*WHAT YOU NEED TO DO*. If a line in the entries below contains "this", copy it.

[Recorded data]

=== Begin Enclosure ===

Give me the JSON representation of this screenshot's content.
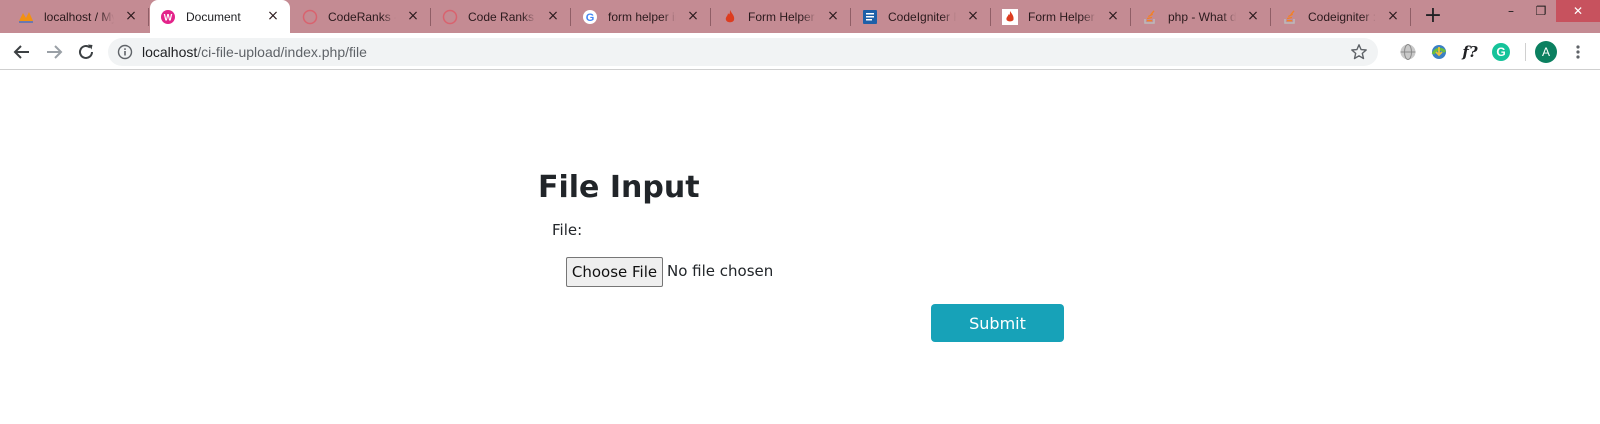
{
  "browser": {
    "tabs": [
      {
        "title": "localhost / My",
        "icon": "phpmyadmin-icon",
        "active": false
      },
      {
        "title": "Document",
        "icon": "page-icon",
        "active": true
      },
      {
        "title": "CodeRanks - A",
        "icon": "coderanks-icon",
        "active": false
      },
      {
        "title": "Code Ranks | N",
        "icon": "coderanks-icon",
        "active": false
      },
      {
        "title": "form helper in",
        "icon": "google-icon",
        "active": false
      },
      {
        "title": "Form Helper :",
        "icon": "flame-icon",
        "active": false
      },
      {
        "title": "CodeIgniter Fo",
        "icon": "doc-icon",
        "active": false
      },
      {
        "title": "Form Helper —",
        "icon": "flame-icon",
        "active": false
      },
      {
        "title": "php - What do",
        "icon": "stackoverflow-icon",
        "active": false
      },
      {
        "title": "Codeigniter : C",
        "icon": "stackoverflow-icon",
        "active": false
      }
    ],
    "close_glyph": "×",
    "new_tab_glyph": "+",
    "window_controls": {
      "minimize": "–",
      "restore": "❐",
      "close": "✕"
    },
    "url_host": "localhost",
    "url_path": "/ci-file-upload/index.php/file",
    "profile_initial": "A",
    "extension_formula": "f?",
    "extension_grammarly": "G"
  },
  "page": {
    "heading": "File Input",
    "file_label": "File:",
    "choose_file_label": "Choose File",
    "no_file_text": "No file chosen",
    "submit_label": "Submit"
  },
  "colors": {
    "tab_strip": "#c48b93",
    "submit_button": "#17a2b8",
    "avatar": "#0b8060"
  }
}
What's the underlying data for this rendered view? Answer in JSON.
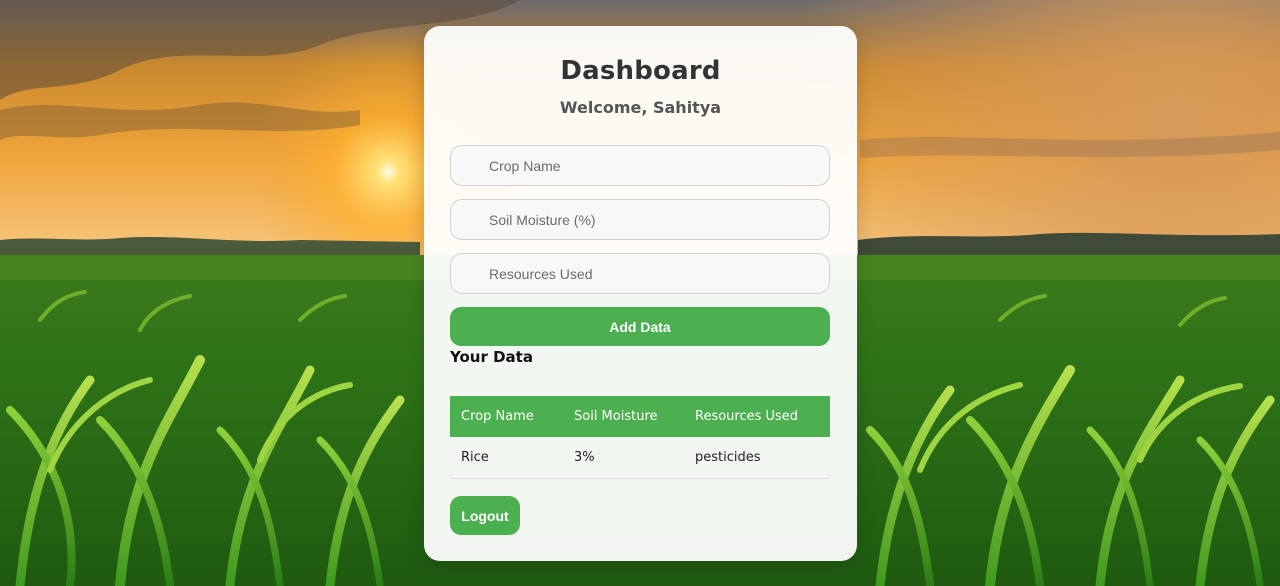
{
  "header": {
    "title": "Dashboard",
    "welcome": "Welcome, Sahitya"
  },
  "form": {
    "crop_placeholder": "Crop Name",
    "moisture_placeholder": "Soil Moisture (%)",
    "resources_placeholder": "Resources Used",
    "add_label": "Add Data"
  },
  "data_section": {
    "title": "Your Data",
    "columns": [
      "Crop Name",
      "Soil Moisture",
      "Resources Used"
    ],
    "rows": [
      [
        "Rice",
        "3%",
        "pesticides"
      ]
    ]
  },
  "actions": {
    "logout_label": "Logout"
  },
  "colors": {
    "accent": "#4caf50",
    "card_bg": "#ffffff",
    "title_text": "#333333"
  }
}
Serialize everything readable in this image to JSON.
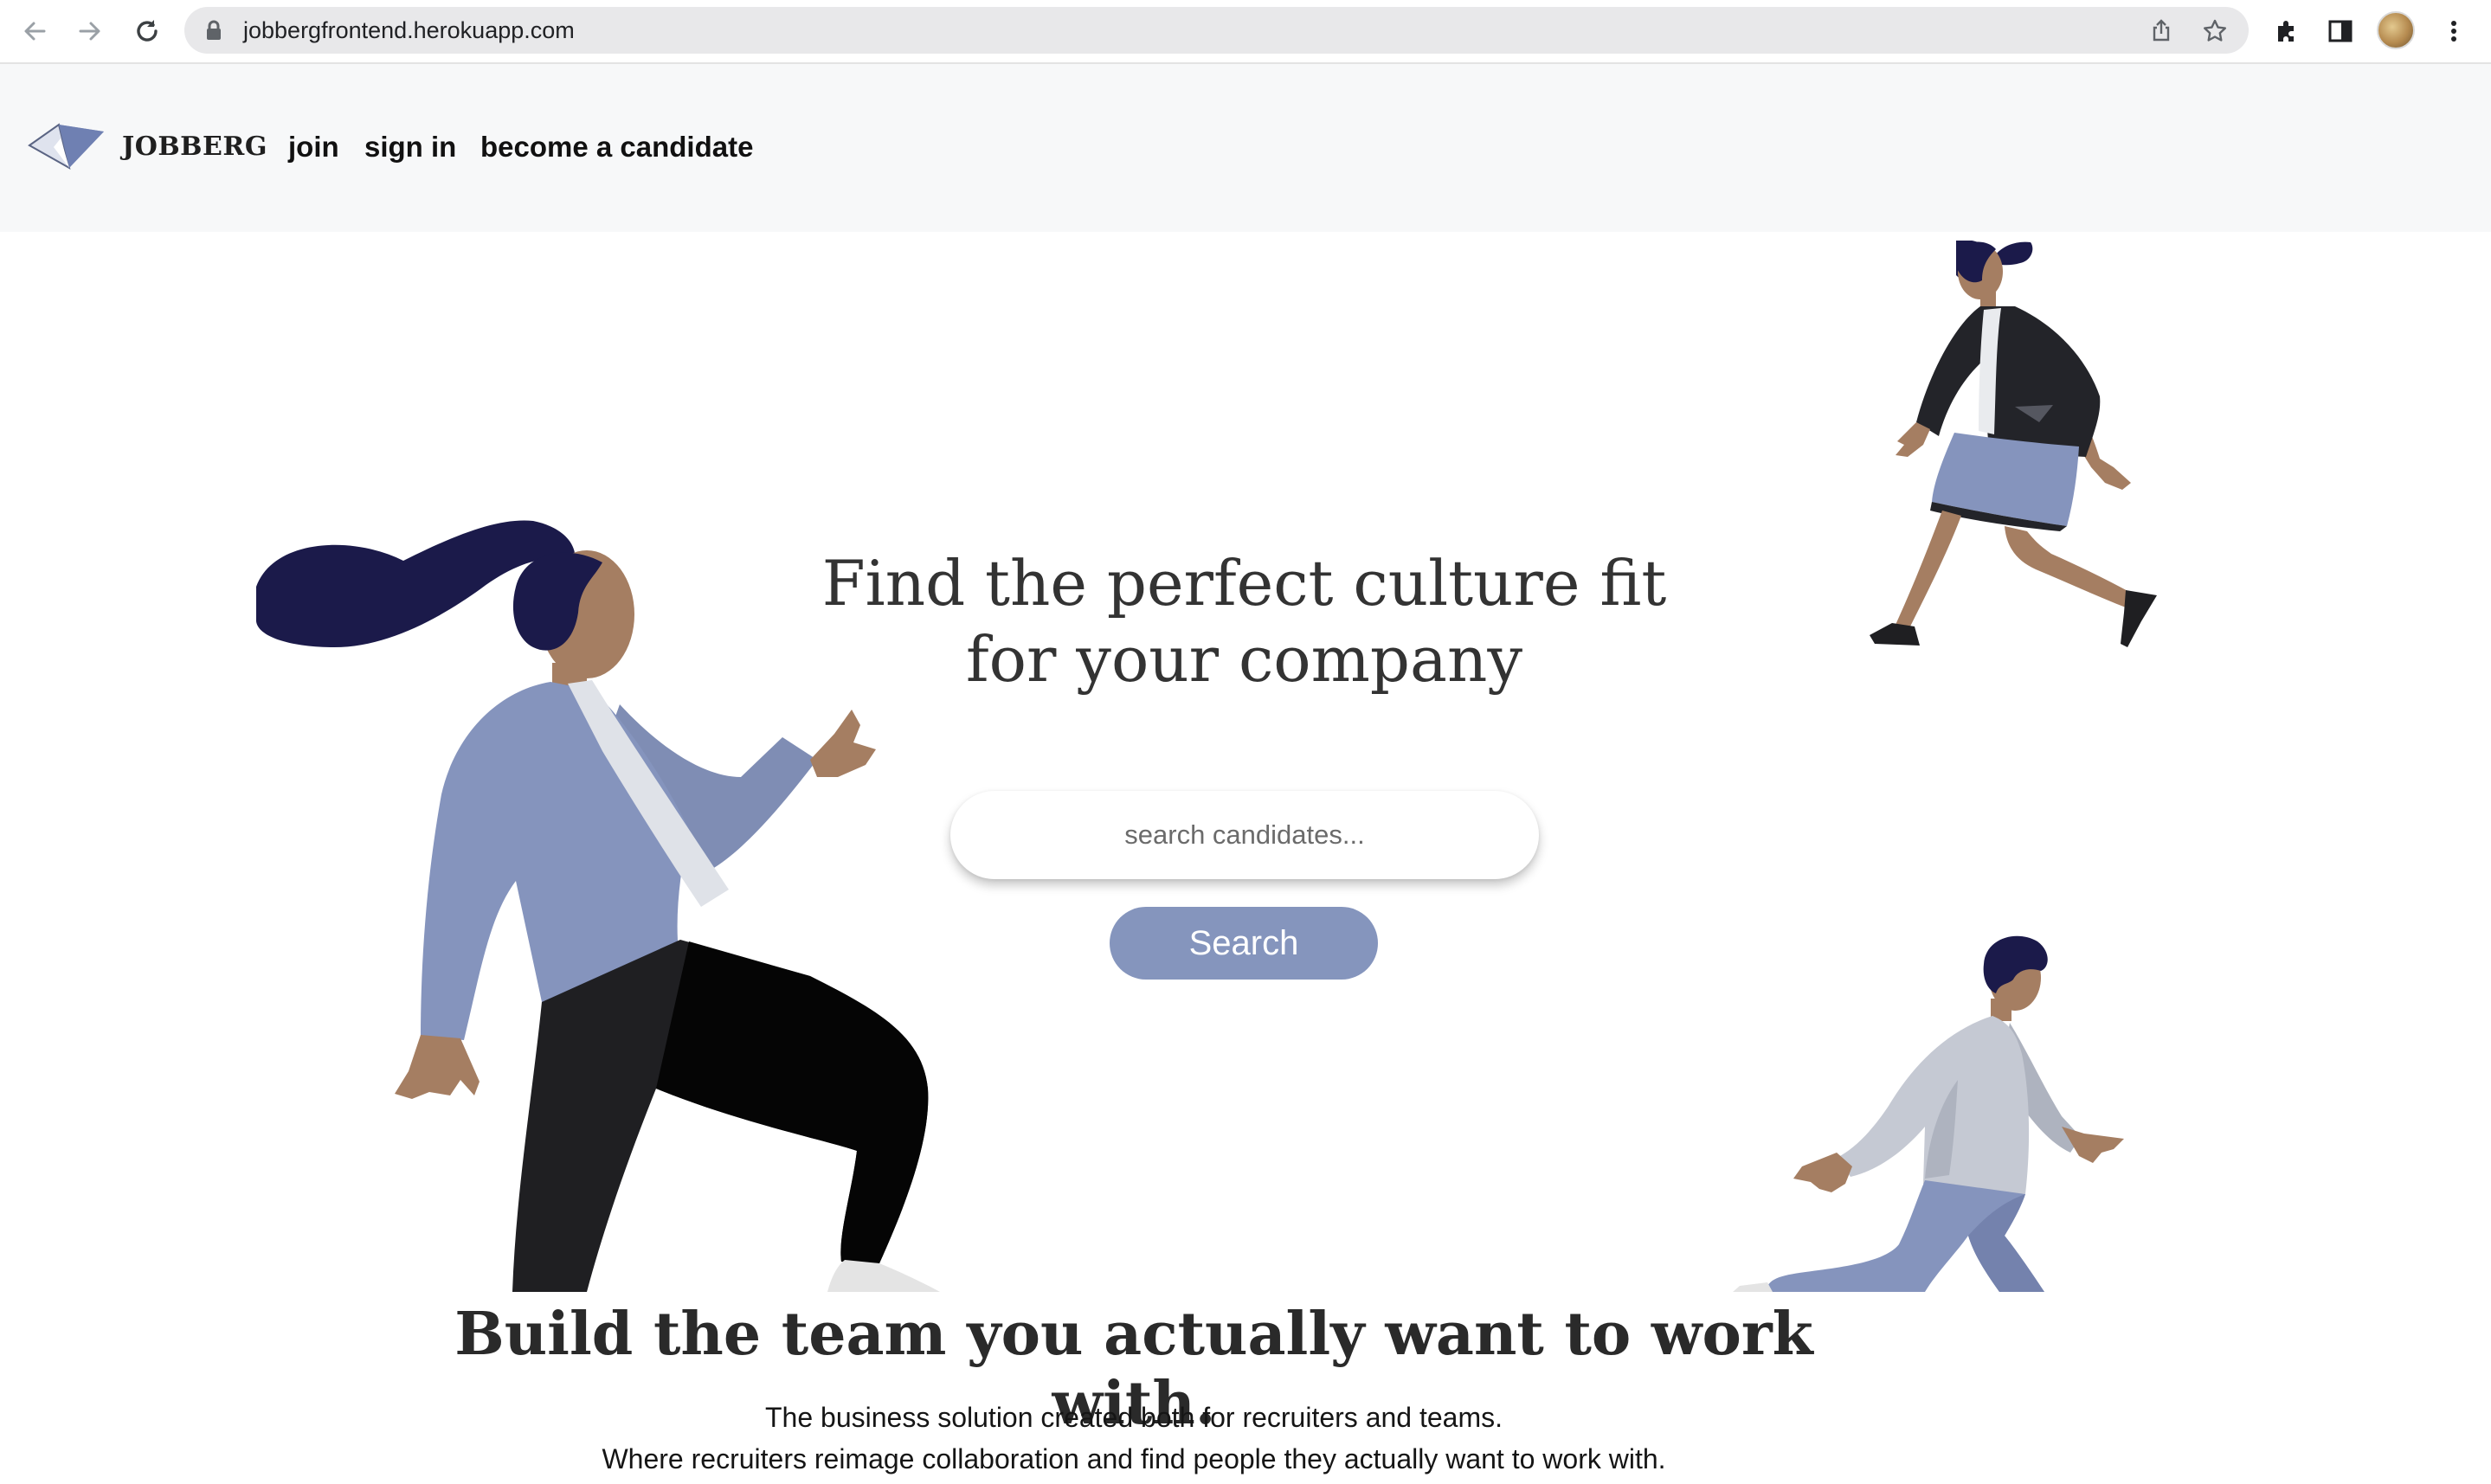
{
  "browser": {
    "url": "jobbergfrontend.herokuapp.com",
    "icons": [
      "back-icon",
      "forward-icon",
      "reload-icon",
      "lock-icon",
      "share-icon",
      "bookmark-star-icon",
      "extensions-icon",
      "side-panel-icon",
      "profile-avatar",
      "more-menu-icon"
    ]
  },
  "header": {
    "brand": "JOBBERG",
    "nav": [
      {
        "label": "join"
      },
      {
        "label": "sign in"
      },
      {
        "label": "become a candidate"
      }
    ]
  },
  "hero": {
    "title_line1": "Find the perfect culture fit",
    "title_line2": "for your company",
    "search_placeholder": "search candidates...",
    "search_button": "Search"
  },
  "section": {
    "title": "Build the team you actually want to work with.",
    "line1": "The business solution created both for recruiters and teams.",
    "line2": "Where recruiters reimage collaboration and find people they actually want to work with."
  },
  "colors": {
    "accent": "#8595bd",
    "header_bg": "#f7f8f9",
    "hair": "#1b1a4a",
    "skin": "#a57e62",
    "jacket_blue": "#8594bd",
    "dark": "#1f1f22"
  }
}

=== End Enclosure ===

*COMPLETED EXERCISE*.
Give me the JSON representation of this screenshot's content.
What's the underlying data for this rendered view? Answer in JSON.
Serialize everything readable in this image to JSON.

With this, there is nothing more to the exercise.